Opinion: A member of Ryanair cabin crew says colleagues want change
File photograph: EyesWideOpen/Getty
Passengers see us in our Ryanair uniforms and think we are Ryanair and are out to screw them. Sometimes the planes are delayed and we have to explain why, and they’re angry. They are right to be angry, but they are angry at the wrong people.
I see many passengers who have been angry at all the cancellations, and they are right to be angry at them, but we have been badly affected as well. I have colleagues who were on standby and called in. They had to take taxis to the airport at their own expense because public transport was not running. Then they waited three or four hours, after which the flight was cancelled, so they went home, and they won’t get any payment for that at all.
I have friends working in Ryanair’s smaller bases, bases where the number of flights are significantly cut in winter, who have been told that they will have to transfer to other bases in Europe – and cover all the costs themselves – or they will be forced to take unpaid leave for months.
Today I clocked in at 5am and finished at 3pm, with a total of five hours in the air.
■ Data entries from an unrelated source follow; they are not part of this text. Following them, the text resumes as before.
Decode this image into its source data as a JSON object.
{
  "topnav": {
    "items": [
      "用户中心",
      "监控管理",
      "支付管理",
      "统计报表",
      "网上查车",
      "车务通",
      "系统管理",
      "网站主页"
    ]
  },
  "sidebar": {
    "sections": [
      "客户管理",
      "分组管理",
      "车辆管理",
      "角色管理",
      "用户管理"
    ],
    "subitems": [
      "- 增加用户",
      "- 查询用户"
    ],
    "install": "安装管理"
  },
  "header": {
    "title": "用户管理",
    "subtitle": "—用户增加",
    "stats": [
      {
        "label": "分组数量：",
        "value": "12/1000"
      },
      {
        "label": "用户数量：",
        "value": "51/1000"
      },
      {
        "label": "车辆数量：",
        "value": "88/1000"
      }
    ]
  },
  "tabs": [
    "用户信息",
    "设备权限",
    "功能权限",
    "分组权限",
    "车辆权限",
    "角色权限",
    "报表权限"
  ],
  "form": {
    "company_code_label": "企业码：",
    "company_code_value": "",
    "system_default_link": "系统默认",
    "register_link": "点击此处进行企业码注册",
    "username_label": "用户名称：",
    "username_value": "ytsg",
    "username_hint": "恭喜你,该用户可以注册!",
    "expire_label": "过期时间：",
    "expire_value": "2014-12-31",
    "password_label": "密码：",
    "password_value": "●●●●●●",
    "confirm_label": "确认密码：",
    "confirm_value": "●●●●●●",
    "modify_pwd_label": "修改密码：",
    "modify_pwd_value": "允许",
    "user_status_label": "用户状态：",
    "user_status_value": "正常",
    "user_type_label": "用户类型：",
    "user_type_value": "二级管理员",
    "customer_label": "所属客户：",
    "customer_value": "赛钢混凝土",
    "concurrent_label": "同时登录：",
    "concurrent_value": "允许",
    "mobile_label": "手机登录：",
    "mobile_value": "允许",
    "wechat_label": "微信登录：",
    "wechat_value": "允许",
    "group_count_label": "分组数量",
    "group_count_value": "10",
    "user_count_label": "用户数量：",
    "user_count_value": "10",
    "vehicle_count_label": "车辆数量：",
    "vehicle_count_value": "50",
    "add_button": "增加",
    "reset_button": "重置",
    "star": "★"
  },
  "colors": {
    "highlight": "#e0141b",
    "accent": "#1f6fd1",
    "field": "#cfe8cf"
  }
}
Those five hours are all I will get paid for even though I was at work for 10 hours
As a crew member I have no base salary and I am only paid for flying time. Today, for instance, I got up at 3am and was in the airport at around 5am. That was one hour before my first flight left. We had our briefings and went to the plane for the safety checks. Then there was the boarding. That is the hardest part, because you have to sort out all the bags and seat almost 200 people, and they are all tired, because it is very early. Then plane takes off, and it was only at that point I start getting paid.
Today I clocked in at 5am and finished at 3pm, and in that time we had flights lasting a total of five hours. Those five hours are all I will get paid for even though I was at work for a total of 10 hours.
Public address systems
Technically we are not allowed to use the public-address systems on the early-morning or late-night flights, but we are given no choice to use them, because we have to sell products to passengers, and if we don’t sell enough we will be disciplined; we will be called to Dublin and forced to explain ourselves.
Today on my early-morning flight the average-spend-per-passenger target was just over €1. If there are 180 people on the plane that means that the four crew have to generate sales of €180. It is almost impossible to reach that target. And they tell us that if want to get back to a base in our home country, or if we want to get promoted, or if we want to swap a day with another colleague so we can go to the wedding of our brother, then we have to reach our targets.
They don’t give us realistic sales targets. That is why on a 75-minute flight we might have three trolley services plus the gift cart plus the scratch cards.
But they don’t give us realistic targets, because they know that if they give us realistic targets, and we reach them, then we might relax – and they don’t want us to relax. That is why on a 75-minute flight we might have three trolley services plus the gift cart plus the scratch cards.
We always bring our own food and water on the planes, but the problem is that sometimes a flight is delayed, and we might be stranded in another base or a country far away, so we will have to pay for sandwiches on board at a cost of €5. And we have to buy the bottled water at a cost of €3.